I was especially intrigued by a photograph labeled "Firenze Galleria dell' Accademia. Lavori di protezione antiaerea del David di Michelangelo 25 gennaio 1943" In January of 1943,'David' was first wrapped up in place at the Accademia and then enclosed in a tall brick cylinder with a continuous dome cap (almost shaped like a grain storage "bullet" you see on American farms). This same "false wall" system was used to fully surround frescoe paintings and other substantial works of art in Florence.

On 30 July 1944, an evacuation of the city of Firenze / Florence around the bridges over the Arno River was ordered. But on the morning (night) of 4 August, the Germans bombed and destroyed all bridges, except the Ponte Vecchio. Liberation came later that month. However, there were four sculptures on the Ponte di Santa Trinita, representing each of the seasons, that were destroyed in the bombings. While most of the sculpture parts were found relatively quickly and restored, it was not until 7 October 1961 that the head of "Spring" (primavera) was finally found at the bottom on the Arno during some river maintenance!

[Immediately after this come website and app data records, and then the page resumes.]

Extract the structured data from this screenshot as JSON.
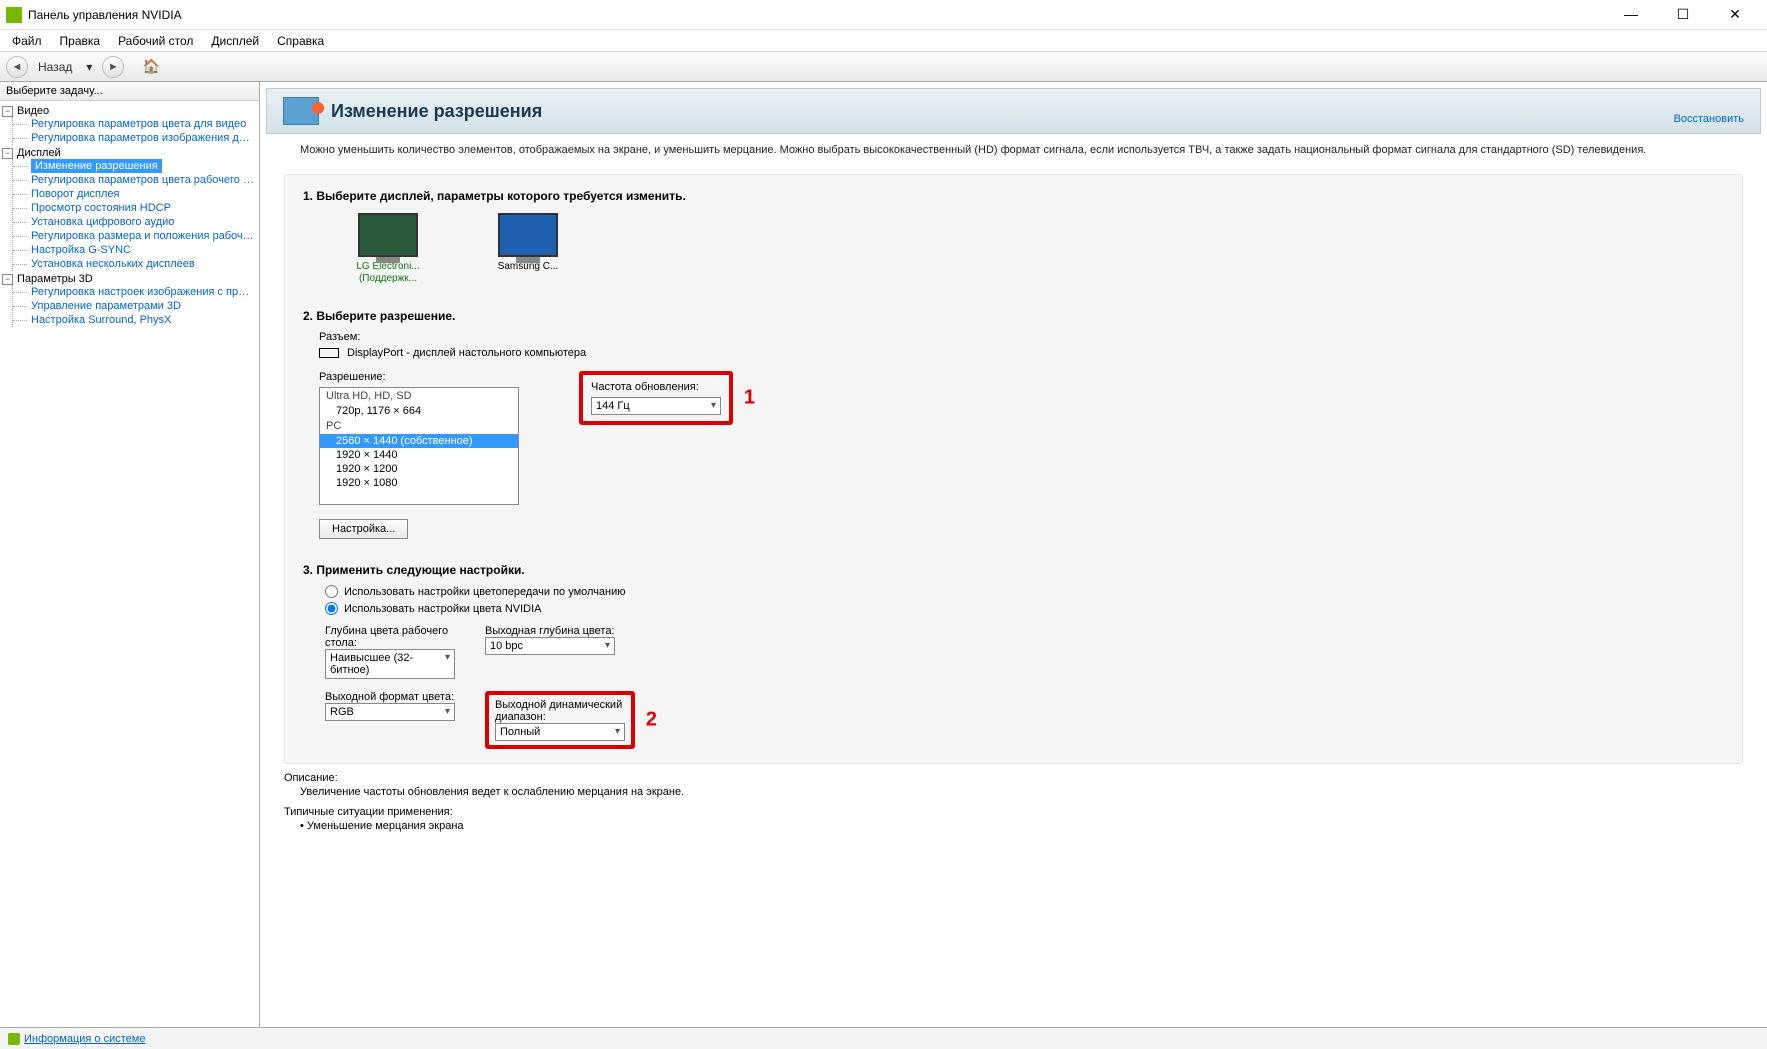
{
  "window": {
    "title": "Панель управления NVIDIA"
  },
  "menu": [
    "Файл",
    "Правка",
    "Рабочий стол",
    "Дисплей",
    "Справка"
  ],
  "toolbar": {
    "back_label": "Назад"
  },
  "side": {
    "header": "Выберите задачу...",
    "cats": [
      {
        "label": "Видео",
        "items": [
          "Регулировка параметров цвета для видео",
          "Регулировка параметров изображения для видео"
        ]
      },
      {
        "label": "Дисплей",
        "items": [
          "Изменение разрешения",
          "Регулировка параметров цвета рабочего стола",
          "Поворот дисплея",
          "Просмотр состояния HDCP",
          "Установка цифрового аудио",
          "Регулировка размера и положения рабочего стола",
          "Настройка G-SYNC",
          "Установка нескольких дисплеев"
        ],
        "selected": 0
      },
      {
        "label": "Параметры 3D",
        "items": [
          "Регулировка настроек изображения с просмотром",
          "Управление параметрами 3D",
          "Настройка Surround, PhysX"
        ]
      }
    ]
  },
  "page": {
    "title": "Изменение разрешения",
    "restore": "Восстановить",
    "description": "Можно уменьшить количество элементов, отображаемых на экране, и уменьшить мерцание. Можно выбрать высококачественный (HD) формат сигнала, если используется ТВЧ, а также задать национальный формат сигнала для стандартного (SD) телевидения.",
    "step1": "1. Выберите дисплей, параметры которого требуется изменить.",
    "displays": [
      {
        "name": "LG Electroni...",
        "sub": "(Поддержк...",
        "primary": true
      },
      {
        "name": "Samsung C...",
        "sub": "",
        "primary": false
      }
    ],
    "step2": "2. Выберите разрешение.",
    "port_label": "Разъем:",
    "port_value": "DisplayPort - дисплей настольного компьютера",
    "res_label": "Разрешение:",
    "res_groups": [
      {
        "group": "Ultra HD, HD, SD",
        "items": [
          "720p, 1176 × 664"
        ]
      },
      {
        "group": "PC",
        "items": [
          "2560 × 1440 (собственное)",
          "1920 × 1440",
          "1920 × 1200",
          "1920 × 1080"
        ]
      }
    ],
    "res_selected": "2560 × 1440 (собственное)",
    "refresh_label": "Частота обновления:",
    "refresh_value": "144 Гц",
    "annotation1": "1",
    "customize_btn": "Настройка...",
    "step3": "3. Применить следующие настройки.",
    "radio_default": "Использовать настройки цветопередачи по умолчанию",
    "radio_nvidia": "Использовать настройки цвета NVIDIA",
    "radio_selected": "nvidia",
    "color_depth_label": "Глубина цвета рабочего стола:",
    "color_depth_value": "Наивысшее (32-битное)",
    "output_depth_label": "Выходная глубина цвета:",
    "output_depth_value": "10 bpc",
    "output_format_label": "Выходной формат цвета:",
    "output_format_value": "RGB",
    "output_range_label": "Выходной динамический диапазон:",
    "output_range_value": "Полный",
    "annotation2": "2",
    "desc_title": "Описание:",
    "desc_body": "Увеличение частоты обновления ведет к ослаблению мерцания на экране.",
    "typical_title": "Типичные ситуации применения:",
    "typical_item": "Уменьшение мерцания экрана"
  },
  "status": {
    "sysinfo": "Информация о системе"
  }
}
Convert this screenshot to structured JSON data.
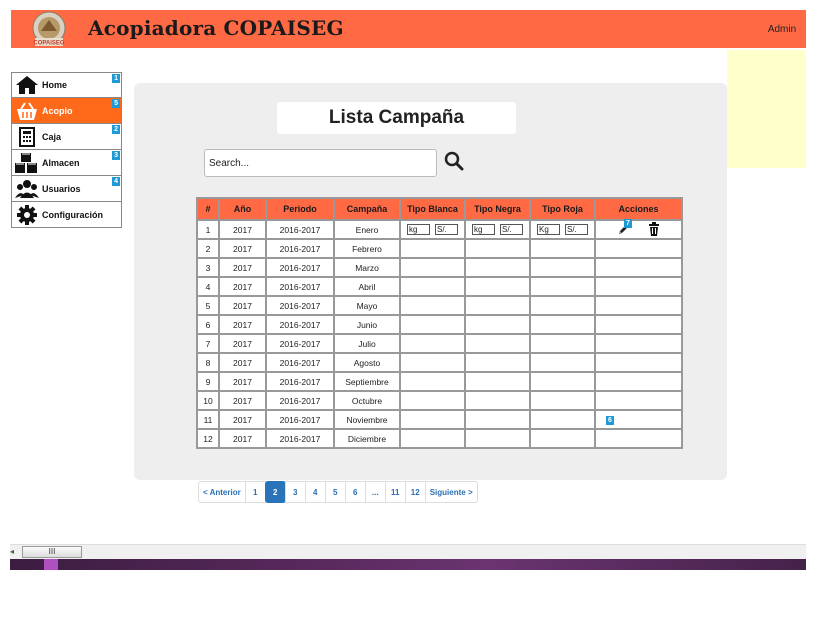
{
  "header": {
    "logo_text": "COPAISEG",
    "title": "Acopiadora COPAISEG",
    "user": "Admin",
    "accent_color": "#ff6a45"
  },
  "sidebar": {
    "items": [
      {
        "label": "Home",
        "icon": "home-icon",
        "badge": "1"
      },
      {
        "label": "Acopio",
        "icon": "basket-icon",
        "badge": "5",
        "active": true
      },
      {
        "label": "Caja",
        "icon": "calculator-icon",
        "badge": "2"
      },
      {
        "label": "Almacen",
        "icon": "boxes-icon",
        "badge": "3"
      },
      {
        "label": "Usuarios",
        "icon": "users-icon",
        "badge": "4"
      },
      {
        "label": "Configuración",
        "icon": "gear-icon",
        "badge": ""
      }
    ]
  },
  "main": {
    "title": "Lista Campaña",
    "search": {
      "placeholder": "Search...",
      "value": "Search..."
    },
    "table": {
      "headers": [
        "#",
        "Año",
        "Periodo",
        "Campaña",
        "Tipo Blanca",
        "Tipo Negra",
        "Tipo Roja",
        "Acciones"
      ],
      "rows": [
        {
          "n": "1",
          "anio": "2017",
          "periodo": "2016-2017",
          "campania": "Enero"
        },
        {
          "n": "2",
          "anio": "2017",
          "periodo": "2016-2017",
          "campania": "Febrero"
        },
        {
          "n": "3",
          "anio": "2017",
          "periodo": "2016-2017",
          "campania": "Marzo"
        },
        {
          "n": "4",
          "anio": "2017",
          "periodo": "2016-2017",
          "campania": "Abril"
        },
        {
          "n": "5",
          "anio": "2017",
          "periodo": "2016-2017",
          "campania": "Mayo"
        },
        {
          "n": "6",
          "anio": "2017",
          "periodo": "2016-2017",
          "campania": "Junio"
        },
        {
          "n": "7",
          "anio": "2017",
          "periodo": "2016-2017",
          "campania": "Julio"
        },
        {
          "n": "8",
          "anio": "2017",
          "periodo": "2016-2017",
          "campania": "Agosto"
        },
        {
          "n": "9",
          "anio": "2017",
          "periodo": "2016-2017",
          "campania": "Septiembre"
        },
        {
          "n": "10",
          "anio": "2017",
          "periodo": "2016-2017",
          "campania": "Octubre"
        },
        {
          "n": "11",
          "anio": "2017",
          "periodo": "2016-2017",
          "campania": "Noviembre"
        },
        {
          "n": "12",
          "anio": "2017",
          "periodo": "2016-2017",
          "campania": "Diciembre"
        }
      ],
      "row1_inputs": {
        "blanca": {
          "kg": "kg",
          "sl": "S/."
        },
        "negra": {
          "kg": "kg",
          "sl": "S/."
        },
        "roja": {
          "kg": "Kg",
          "sl": "S/."
        }
      },
      "actions_badge": "7",
      "row11_badge": "6"
    },
    "pagination": {
      "prev": "< Anterior",
      "pages": [
        "1",
        "2",
        "3",
        "4",
        "5",
        "6",
        "...",
        "11",
        "12"
      ],
      "active": "2",
      "next": "Siguiente >"
    }
  },
  "scrollbar": {
    "thumb_label": "III"
  }
}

(ponte = bridge; vecchio = old)

If you would like to read about the flood of 1966, please visit:
4 November 2006 Newsletter

Monday, October 1, 2007

Landscape Workshop in Fiesole - Steve Armes

American landscape artist Steve Armes comes to Italia to paint as often as possible. He had also made friends via the Internet with my friend Dorian Iten from Switzerland. Anyway, Dorian invited several of us artists here in Firenze to attend a free workshop that Steve generously offered this past Saturday. I know almost nothing first-hand about painting landscapes, so this was a wonderful opportunity.

We all met up at Fiesole, the last stop on l'autobus # 7, up the mountain from Firenze. After showing us some of his work, giving us an overview of materials and how to prep the board to paint on, and discussing his approach, Steve led us around a corner not too far away from the bus stop to an abandoned building that apparently is a great place to drink beer and then smash the glass bottles.

But Steve set up his easel and, under changing light conditions on this cloudy day, did a great demonstration for a couple of hours before several of my friends set up theirs and began to work. I must confess that while I enjoyed that morning, I was itching to get home to my figure work and left around 13:00 to return to Firenze. A nap was in my future as well. I do hope to be showing some of my current projects soon . . .

If you would like to see some of Steve's finished works or learn more about him, visit:

If you would like to see Dorian's site, check out: